What’s holding back e-commerce in South Africa?
Most of the debate about slow online shopping uptake and e-commerce development in South Africa concentrates on customers. But the main glitches may be on the supply side.
e-Commerce is a giant industry. The 2019 e-Commerce Report from World Wide Worx reported in November 2018 that total revenue from e-commerce sales in South Africa will have reached R14 billion. According to market research company Statista South Africa will have as many as 21,5-million online shoppers in 2019, that’s almost 40% of the population. But even though online shopping is beginning to go mainstream in South Africa, online retailers still make up a rather small proportion of overall retail.
We hear the same old debates all the time. Customers take a long time to feel okay regarding shopping online, South Africans like to touch and feel prior to purchasing, and so on. But in place of concentrating on what we think is wrong with consumers, perhaps we in the industry should concentrate on how we can serve them in a better way instead.
There are three factors holding back the development of e-commerce in South Africa: Dealers have a restricted comprehension of how e-commerce works, there are not adequate payment selections and the distribution process is incompetent.
Regarding the first problem, merchants have been slow to come online, and smaller businesses haven’t always understood how to advertise themselves successfully. Many minor online sellers have come and gone. That is to be anticipated in a new industry, but we should learn the lessons. Customers are distrustful of poorly designed websites, so traders require spending time and money on specialized design facilities. This is one instance where extra cash on the frills does mean more money at the tills.
There have, of course, been some remarkable achievements like South African kitchen and homeware retailer YuppieChef, as well as flower delivery service company NetFlorist. When our huge, well-known merchants learn to be as nimble, effective and service-oriented as these online-only dealers, things can actually begin to take off.
The second problem is the lack of suitable and dependable methods to pay. In the US, customers have an estimate of three to six credit cards each. In South Africa, it is less than two per household, and a huge percentage of customers don’t meet the requirements for credit cards. That is not going to alter anytime soon, so we need to be creative in providing customers other safe ways to pay.
A lot of new payment techniques have been developed with a lot of elaboration but have demonstrated to be undependable or short-lived. This has injured customer sureness in the entire industry.

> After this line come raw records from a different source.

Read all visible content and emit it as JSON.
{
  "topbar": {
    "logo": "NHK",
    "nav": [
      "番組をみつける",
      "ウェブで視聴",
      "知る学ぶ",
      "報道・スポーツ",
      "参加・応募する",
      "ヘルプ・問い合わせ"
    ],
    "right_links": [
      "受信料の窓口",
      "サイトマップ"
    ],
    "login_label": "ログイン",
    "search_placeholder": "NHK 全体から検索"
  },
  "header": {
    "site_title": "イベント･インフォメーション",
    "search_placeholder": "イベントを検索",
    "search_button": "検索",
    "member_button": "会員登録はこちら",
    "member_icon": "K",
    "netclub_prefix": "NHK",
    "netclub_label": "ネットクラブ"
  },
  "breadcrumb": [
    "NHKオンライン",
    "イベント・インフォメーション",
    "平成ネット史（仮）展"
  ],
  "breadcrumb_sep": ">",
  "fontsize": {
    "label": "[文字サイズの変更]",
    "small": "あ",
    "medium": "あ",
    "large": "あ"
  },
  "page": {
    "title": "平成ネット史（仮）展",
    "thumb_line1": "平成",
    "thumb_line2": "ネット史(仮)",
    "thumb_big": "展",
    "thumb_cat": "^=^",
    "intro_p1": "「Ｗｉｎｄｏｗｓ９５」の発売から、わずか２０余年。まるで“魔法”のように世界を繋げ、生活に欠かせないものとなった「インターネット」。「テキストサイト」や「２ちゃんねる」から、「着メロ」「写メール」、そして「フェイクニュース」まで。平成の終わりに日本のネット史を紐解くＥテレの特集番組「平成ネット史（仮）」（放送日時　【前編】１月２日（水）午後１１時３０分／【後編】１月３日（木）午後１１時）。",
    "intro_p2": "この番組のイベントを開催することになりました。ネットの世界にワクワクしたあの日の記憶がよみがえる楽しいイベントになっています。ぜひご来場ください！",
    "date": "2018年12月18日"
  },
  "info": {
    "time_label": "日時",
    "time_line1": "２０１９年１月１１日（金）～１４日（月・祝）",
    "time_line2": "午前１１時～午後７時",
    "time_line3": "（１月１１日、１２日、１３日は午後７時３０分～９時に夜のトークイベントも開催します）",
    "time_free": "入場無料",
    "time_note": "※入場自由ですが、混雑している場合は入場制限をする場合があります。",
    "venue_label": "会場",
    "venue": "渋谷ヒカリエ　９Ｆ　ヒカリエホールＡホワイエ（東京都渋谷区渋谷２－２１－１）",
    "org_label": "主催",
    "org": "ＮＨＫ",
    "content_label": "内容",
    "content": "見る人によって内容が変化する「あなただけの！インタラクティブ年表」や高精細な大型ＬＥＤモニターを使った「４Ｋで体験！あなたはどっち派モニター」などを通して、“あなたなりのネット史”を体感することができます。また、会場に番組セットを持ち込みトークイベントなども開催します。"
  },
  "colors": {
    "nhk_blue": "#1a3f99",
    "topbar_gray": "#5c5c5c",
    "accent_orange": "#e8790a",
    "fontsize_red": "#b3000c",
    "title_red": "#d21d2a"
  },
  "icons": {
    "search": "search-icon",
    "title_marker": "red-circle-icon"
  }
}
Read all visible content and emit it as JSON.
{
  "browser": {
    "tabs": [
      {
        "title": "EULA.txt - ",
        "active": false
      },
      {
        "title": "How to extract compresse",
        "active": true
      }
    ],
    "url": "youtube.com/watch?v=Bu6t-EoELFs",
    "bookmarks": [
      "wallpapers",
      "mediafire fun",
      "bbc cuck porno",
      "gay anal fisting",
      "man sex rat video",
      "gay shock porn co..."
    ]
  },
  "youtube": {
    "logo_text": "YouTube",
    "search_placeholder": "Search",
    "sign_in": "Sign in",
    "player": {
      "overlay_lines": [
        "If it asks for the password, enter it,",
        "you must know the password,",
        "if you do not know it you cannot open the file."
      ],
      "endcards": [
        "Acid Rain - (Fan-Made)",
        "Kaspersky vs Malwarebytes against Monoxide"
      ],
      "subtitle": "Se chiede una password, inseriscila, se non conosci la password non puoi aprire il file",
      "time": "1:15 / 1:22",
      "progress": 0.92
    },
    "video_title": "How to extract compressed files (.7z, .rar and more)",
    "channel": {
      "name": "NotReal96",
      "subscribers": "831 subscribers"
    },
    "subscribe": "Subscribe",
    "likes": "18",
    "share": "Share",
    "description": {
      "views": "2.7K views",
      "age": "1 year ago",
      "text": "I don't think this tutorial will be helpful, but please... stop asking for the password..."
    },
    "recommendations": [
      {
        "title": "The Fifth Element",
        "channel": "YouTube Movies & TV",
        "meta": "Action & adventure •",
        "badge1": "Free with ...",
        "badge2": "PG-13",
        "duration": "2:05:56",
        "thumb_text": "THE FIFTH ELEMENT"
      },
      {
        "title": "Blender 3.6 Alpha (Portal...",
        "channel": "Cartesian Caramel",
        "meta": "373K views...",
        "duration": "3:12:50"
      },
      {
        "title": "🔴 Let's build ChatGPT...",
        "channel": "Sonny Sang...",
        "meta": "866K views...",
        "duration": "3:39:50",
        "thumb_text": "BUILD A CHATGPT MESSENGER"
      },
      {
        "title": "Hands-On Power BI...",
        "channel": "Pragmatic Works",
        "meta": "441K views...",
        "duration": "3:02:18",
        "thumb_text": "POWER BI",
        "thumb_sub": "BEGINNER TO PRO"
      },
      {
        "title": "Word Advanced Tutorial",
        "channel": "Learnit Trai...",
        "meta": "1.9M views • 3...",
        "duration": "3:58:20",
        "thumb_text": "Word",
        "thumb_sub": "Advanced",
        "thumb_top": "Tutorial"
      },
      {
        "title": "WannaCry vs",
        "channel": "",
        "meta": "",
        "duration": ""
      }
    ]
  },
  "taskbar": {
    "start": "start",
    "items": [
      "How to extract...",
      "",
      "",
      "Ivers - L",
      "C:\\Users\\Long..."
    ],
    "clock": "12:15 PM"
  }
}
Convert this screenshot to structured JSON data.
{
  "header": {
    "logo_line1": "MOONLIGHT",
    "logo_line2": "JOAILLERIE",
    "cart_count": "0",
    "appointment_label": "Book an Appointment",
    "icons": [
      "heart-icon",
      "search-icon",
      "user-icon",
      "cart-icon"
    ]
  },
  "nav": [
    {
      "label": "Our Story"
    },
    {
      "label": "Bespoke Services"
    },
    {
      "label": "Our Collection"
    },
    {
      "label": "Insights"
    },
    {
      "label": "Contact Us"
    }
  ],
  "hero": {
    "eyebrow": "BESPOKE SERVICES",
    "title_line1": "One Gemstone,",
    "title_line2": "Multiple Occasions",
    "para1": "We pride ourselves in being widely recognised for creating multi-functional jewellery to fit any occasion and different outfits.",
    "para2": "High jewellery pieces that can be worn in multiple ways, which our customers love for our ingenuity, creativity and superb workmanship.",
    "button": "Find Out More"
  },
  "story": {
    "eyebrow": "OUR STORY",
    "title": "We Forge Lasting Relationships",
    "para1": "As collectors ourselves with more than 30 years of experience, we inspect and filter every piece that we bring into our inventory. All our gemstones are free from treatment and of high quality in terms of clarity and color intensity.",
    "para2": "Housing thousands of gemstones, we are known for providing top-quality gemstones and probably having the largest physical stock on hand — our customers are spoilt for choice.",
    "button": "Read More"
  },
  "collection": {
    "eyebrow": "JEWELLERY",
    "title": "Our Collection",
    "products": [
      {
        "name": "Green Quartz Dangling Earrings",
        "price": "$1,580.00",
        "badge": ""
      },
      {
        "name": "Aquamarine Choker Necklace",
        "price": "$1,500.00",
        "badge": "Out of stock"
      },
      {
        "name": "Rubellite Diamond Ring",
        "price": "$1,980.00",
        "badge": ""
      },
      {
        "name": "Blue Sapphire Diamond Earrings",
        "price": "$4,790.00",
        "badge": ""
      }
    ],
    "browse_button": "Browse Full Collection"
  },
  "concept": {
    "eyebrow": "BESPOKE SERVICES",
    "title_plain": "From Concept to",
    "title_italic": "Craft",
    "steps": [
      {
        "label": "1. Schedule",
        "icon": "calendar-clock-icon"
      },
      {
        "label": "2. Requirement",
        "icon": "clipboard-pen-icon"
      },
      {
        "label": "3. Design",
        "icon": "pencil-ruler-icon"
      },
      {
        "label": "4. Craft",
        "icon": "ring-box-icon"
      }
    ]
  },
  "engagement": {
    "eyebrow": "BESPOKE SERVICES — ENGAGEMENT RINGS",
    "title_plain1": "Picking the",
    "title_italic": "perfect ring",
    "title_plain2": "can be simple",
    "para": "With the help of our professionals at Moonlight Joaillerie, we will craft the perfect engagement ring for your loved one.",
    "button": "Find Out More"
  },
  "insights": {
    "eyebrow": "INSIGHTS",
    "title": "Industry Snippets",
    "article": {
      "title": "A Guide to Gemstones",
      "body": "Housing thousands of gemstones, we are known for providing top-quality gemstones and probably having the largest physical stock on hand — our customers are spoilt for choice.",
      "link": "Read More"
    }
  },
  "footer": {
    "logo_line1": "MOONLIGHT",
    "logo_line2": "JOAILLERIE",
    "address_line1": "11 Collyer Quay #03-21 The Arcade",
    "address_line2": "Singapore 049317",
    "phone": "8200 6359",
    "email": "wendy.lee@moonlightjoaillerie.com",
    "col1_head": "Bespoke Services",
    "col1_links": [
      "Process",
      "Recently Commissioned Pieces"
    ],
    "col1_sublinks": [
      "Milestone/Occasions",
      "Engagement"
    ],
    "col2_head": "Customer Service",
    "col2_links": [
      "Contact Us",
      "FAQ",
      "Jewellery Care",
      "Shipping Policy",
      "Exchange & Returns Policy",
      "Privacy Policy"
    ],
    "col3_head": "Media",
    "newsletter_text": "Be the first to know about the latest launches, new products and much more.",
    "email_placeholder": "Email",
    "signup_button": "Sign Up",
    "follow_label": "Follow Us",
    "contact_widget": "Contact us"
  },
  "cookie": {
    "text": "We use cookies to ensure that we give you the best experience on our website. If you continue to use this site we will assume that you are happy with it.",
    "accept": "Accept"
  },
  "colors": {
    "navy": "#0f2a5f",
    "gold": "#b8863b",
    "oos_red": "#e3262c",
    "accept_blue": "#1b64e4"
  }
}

Barriers to growth
According to tech analyst and commentator Arthur Goldstuck, mall culture is restricting the development of online shopping and because of this, some merchants still have the funds to disregard e-commerce networks.
At present, the retail market is extensively regarded as over-shopped if latest figures by property research company Urban Studies are anything to go by. According to property research company Urban Studies, South Africa has more than 2 000 shopping centres covering 23m square meters — equivalent to 163 Sandton City malls.
Two other chief troubles still constraining the infiltration of online shopping is a restricted entree to the Internet and the price of broadband, states Vuyo Mpako, the head of digital networks and e-commerce at Standard Bank. Even though access to fibre networks is growing in homes across the nation, Mpako says the high price of internet access limits the broader spread of online shopping across most customer income groups.
Mpako says other aspects holding back e-commerce is the lack of trust in online portals and the belief that you need a credit card to purchase online. “The voyage for online buying is not direct. We are observing a lot of clients look and browse online but don’t make the genuine sales online, but rather elect to go offline to make the purchases,” he says.
Frequently customers do their research online, but then go to a physical shop to make the sale — there are no delivery charges, and they can walk away with their article there and then. Effective e-commerce companies provide quick, dependable and low-cost delivery to make up for the loss of the in-person experience.
Service levels also count: It is important to let clients know when their packages have dispatched, give them a waybill number and allow them to track their delivery. Even though your clients may never meet you face to face they must be acknowledged and comforted during the course of the online purchasing process.
There are a lot of keen buyers. As sellers, we will succeed when we make the online shopping experience dependable, easy to get to and safe for everyone.